(Data for this task begins)

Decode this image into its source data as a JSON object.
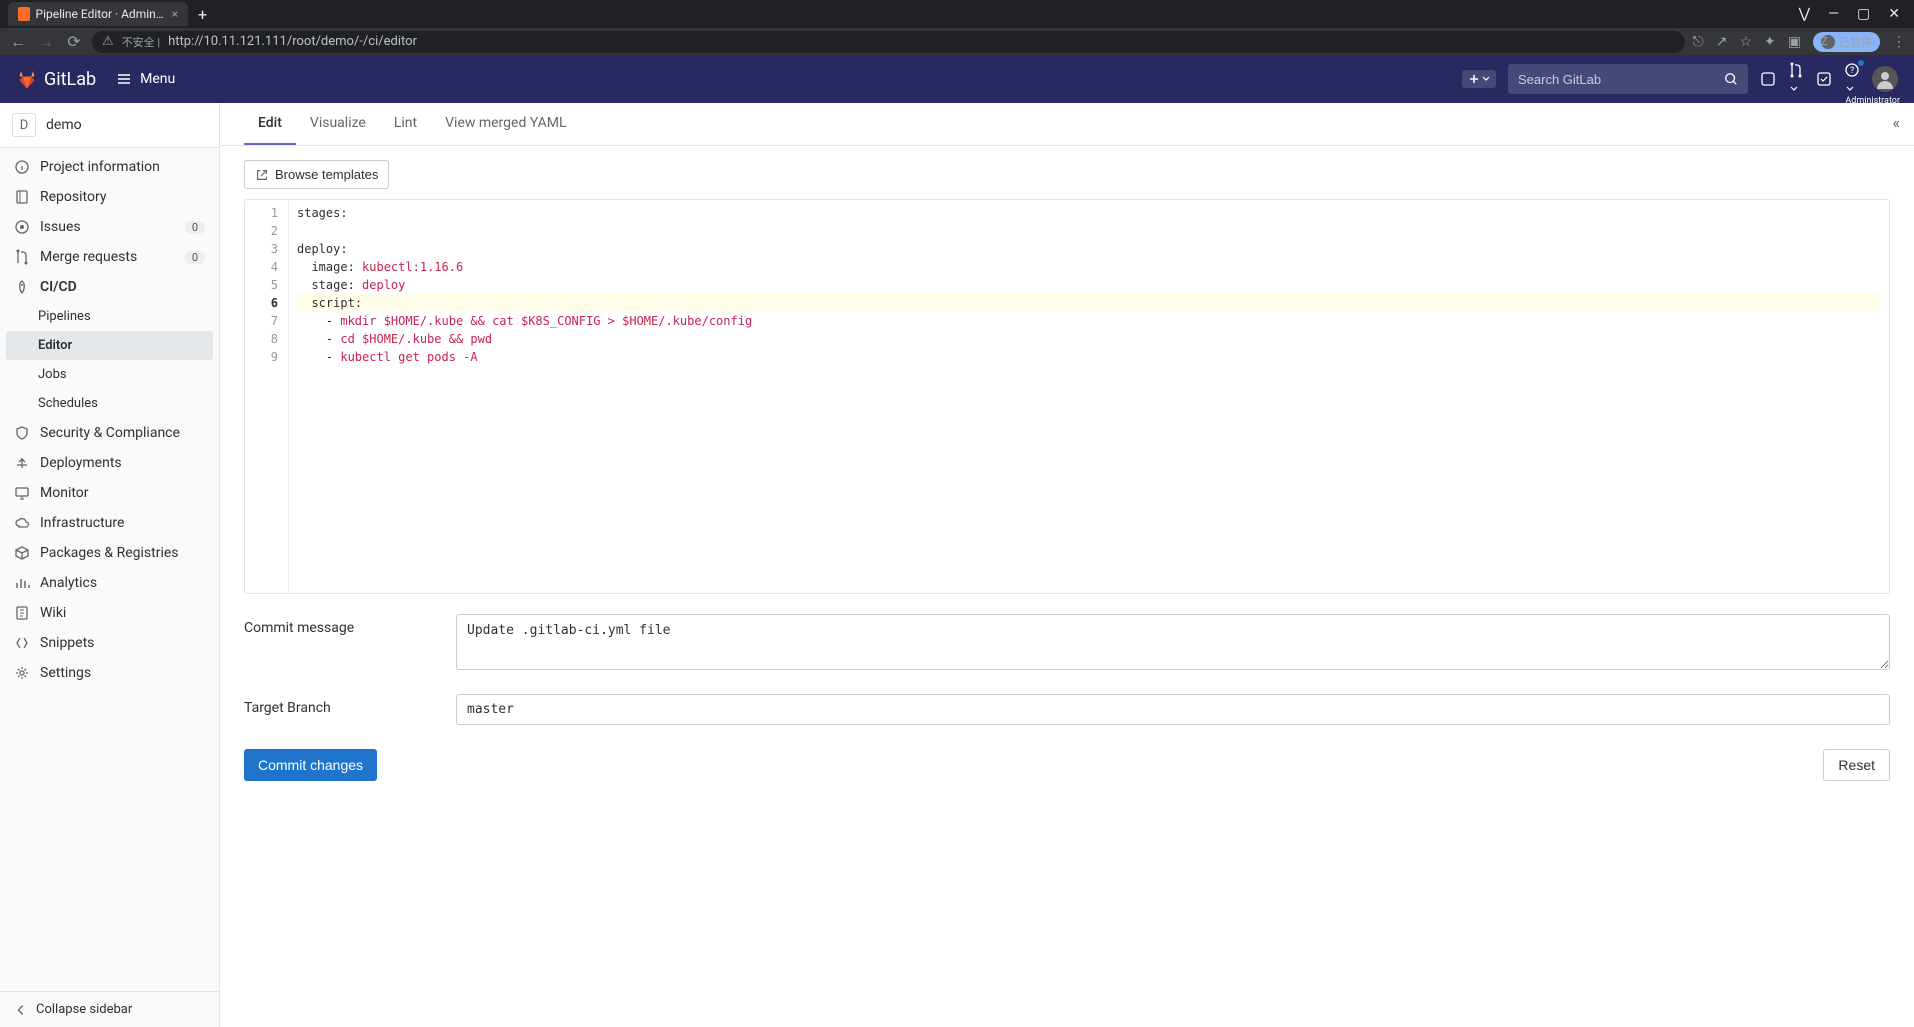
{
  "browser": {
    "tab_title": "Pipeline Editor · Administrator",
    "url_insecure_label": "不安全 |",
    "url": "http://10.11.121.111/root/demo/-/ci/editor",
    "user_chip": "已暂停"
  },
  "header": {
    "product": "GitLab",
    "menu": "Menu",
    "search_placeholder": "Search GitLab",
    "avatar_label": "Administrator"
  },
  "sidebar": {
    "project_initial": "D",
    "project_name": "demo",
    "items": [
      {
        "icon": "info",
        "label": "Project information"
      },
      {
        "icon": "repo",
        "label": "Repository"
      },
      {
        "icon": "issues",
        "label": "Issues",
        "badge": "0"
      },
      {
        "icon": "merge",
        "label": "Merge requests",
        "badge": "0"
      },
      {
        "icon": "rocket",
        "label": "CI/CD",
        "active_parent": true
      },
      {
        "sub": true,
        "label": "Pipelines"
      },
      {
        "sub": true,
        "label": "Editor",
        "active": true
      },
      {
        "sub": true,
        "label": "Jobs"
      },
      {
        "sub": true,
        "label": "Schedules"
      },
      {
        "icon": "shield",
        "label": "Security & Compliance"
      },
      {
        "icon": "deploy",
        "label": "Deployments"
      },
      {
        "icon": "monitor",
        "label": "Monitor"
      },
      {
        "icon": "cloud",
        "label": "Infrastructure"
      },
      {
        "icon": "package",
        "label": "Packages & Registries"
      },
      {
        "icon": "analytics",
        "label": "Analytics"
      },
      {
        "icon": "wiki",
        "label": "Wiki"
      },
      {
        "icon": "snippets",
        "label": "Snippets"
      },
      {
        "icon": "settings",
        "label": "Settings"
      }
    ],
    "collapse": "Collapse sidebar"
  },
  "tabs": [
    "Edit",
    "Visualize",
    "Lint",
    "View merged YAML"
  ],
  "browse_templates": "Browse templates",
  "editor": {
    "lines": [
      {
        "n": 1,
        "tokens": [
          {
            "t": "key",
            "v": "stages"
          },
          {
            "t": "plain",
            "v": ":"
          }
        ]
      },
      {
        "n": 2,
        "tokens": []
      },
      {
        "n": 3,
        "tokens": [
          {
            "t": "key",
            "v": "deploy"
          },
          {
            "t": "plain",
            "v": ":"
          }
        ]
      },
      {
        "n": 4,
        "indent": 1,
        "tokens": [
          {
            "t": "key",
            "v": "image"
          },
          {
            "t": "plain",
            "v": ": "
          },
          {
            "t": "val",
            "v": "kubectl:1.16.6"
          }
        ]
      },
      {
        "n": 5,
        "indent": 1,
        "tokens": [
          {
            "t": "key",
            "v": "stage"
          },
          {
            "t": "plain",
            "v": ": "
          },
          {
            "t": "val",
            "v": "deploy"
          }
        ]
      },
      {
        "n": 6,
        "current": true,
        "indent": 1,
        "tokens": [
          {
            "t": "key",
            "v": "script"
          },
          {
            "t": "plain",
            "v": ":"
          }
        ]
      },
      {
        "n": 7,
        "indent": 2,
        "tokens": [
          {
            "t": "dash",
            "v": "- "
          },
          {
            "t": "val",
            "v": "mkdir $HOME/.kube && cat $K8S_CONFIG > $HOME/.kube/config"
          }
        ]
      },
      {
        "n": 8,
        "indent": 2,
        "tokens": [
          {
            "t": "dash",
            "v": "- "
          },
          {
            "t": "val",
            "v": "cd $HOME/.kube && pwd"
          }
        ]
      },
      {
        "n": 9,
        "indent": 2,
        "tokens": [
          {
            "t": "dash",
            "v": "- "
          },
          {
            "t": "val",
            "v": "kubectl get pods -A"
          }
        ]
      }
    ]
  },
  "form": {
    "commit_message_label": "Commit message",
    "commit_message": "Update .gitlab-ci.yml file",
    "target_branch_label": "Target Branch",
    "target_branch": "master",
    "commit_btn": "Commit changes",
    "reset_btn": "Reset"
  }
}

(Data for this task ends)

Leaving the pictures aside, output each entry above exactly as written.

__Result below__.
Decode this image into its source data as a JSON object.
{
  "browser": {
    "tab_title": "Pipeline Editor · Administrator",
    "url_insecure_label": "不安全 |",
    "url": "http://10.11.121.111/root/demo/-/ci/editor",
    "user_chip": "已暂停"
  },
  "header": {
    "product": "GitLab",
    "menu": "Menu",
    "search_placeholder": "Search GitLab",
    "avatar_label": "Administrator"
  },
  "sidebar": {
    "project_initial": "D",
    "project_name": "demo",
    "items": [
      {
        "icon": "info",
        "label": "Project information"
      },
      {
        "icon": "repo",
        "label": "Repository"
      },
      {
        "icon": "issues",
        "label": "Issues",
        "badge": "0"
      },
      {
        "icon": "merge",
        "label": "Merge requests",
        "badge": "0"
      },
      {
        "icon": "rocket",
        "label": "CI/CD",
        "active_parent": true
      },
      {
        "sub": true,
        "label": "Pipelines"
      },
      {
        "sub": true,
        "label": "Editor",
        "active": true
      },
      {
        "sub": true,
        "label": "Jobs"
      },
      {
        "sub": true,
        "label": "Schedules"
      },
      {
        "icon": "shield",
        "label": "Security & Compliance"
      },
      {
        "icon": "deploy",
        "label": "Deployments"
      },
      {
        "icon": "monitor",
        "label": "Monitor"
      },
      {
        "icon": "cloud",
        "label": "Infrastructure"
      },
      {
        "icon": "package",
        "label": "Packages & Registries"
      },
      {
        "icon": "analytics",
        "label": "Analytics"
      },
      {
        "icon": "wiki",
        "label": "Wiki"
      },
      {
        "icon": "snippets",
        "label": "Snippets"
      },
      {
        "icon": "settings",
        "label": "Settings"
      }
    ],
    "collapse": "Collapse sidebar"
  },
  "tabs": [
    "Edit",
    "Visualize",
    "Lint",
    "View merged YAML"
  ],
  "browse_templates": "Browse templates",
  "editor": {
    "lines": [
      {
        "n": 1,
        "tokens": [
          {
            "t": "key",
            "v": "stages"
          },
          {
            "t": "plain",
            "v": ":"
          }
        ]
      },
      {
        "n": 2,
        "tokens": []
      },
      {
        "n": 3,
        "tokens": [
          {
            "t": "key",
            "v": "deploy"
          },
          {
            "t": "plain",
            "v": ":"
          }
        ]
      },
      {
        "n": 4,
        "indent": 1,
        "tokens": [
          {
            "t": "key",
            "v": "image"
          },
          {
            "t": "plain",
            "v": ": "
          },
          {
            "t": "val",
            "v": "kubectl:1.16.6"
          }
        ]
      },
      {
        "n": 5,
        "indent": 1,
        "tokens": [
          {
            "t": "key",
            "v": "stage"
          },
          {
            "t": "plain",
            "v": ": "
          },
          {
            "t": "val",
            "v": "deploy"
          }
        ]
      },
      {
        "n": 6,
        "current": true,
        "indent": 1,
        "tokens": [
          {
            "t": "key",
            "v": "script"
          },
          {
            "t": "plain",
            "v": ":"
          }
        ]
      },
      {
        "n": 7,
        "indent": 2,
        "tokens": [
          {
            "t": "dash",
            "v": "- "
          },
          {
            "t": "val",
            "v": "mkdir $HOME/.kube && cat $K8S_CONFIG > $HOME/.kube/config"
          }
        ]
      },
      {
        "n": 8,
        "indent": 2,
        "tokens": [
          {
            "t": "dash",
            "v": "- "
          },
          {
            "t": "val",
            "v": "cd $HOME/.kube && pwd"
          }
        ]
      },
      {
        "n": 9,
        "indent": 2,
        "tokens": [
          {
            "t": "dash",
            "v": "- "
          },
          {
            "t": "val",
            "v": "kubectl get pods -A"
          }
        ]
      }
    ]
  },
  "form": {
    "commit_message_label": "Commit message",
    "commit_message": "Update .gitlab-ci.yml file",
    "target_branch_label": "Target Branch",
    "target_branch": "master",
    "commit_btn": "Commit changes",
    "reset_btn": "Reset"
  }
}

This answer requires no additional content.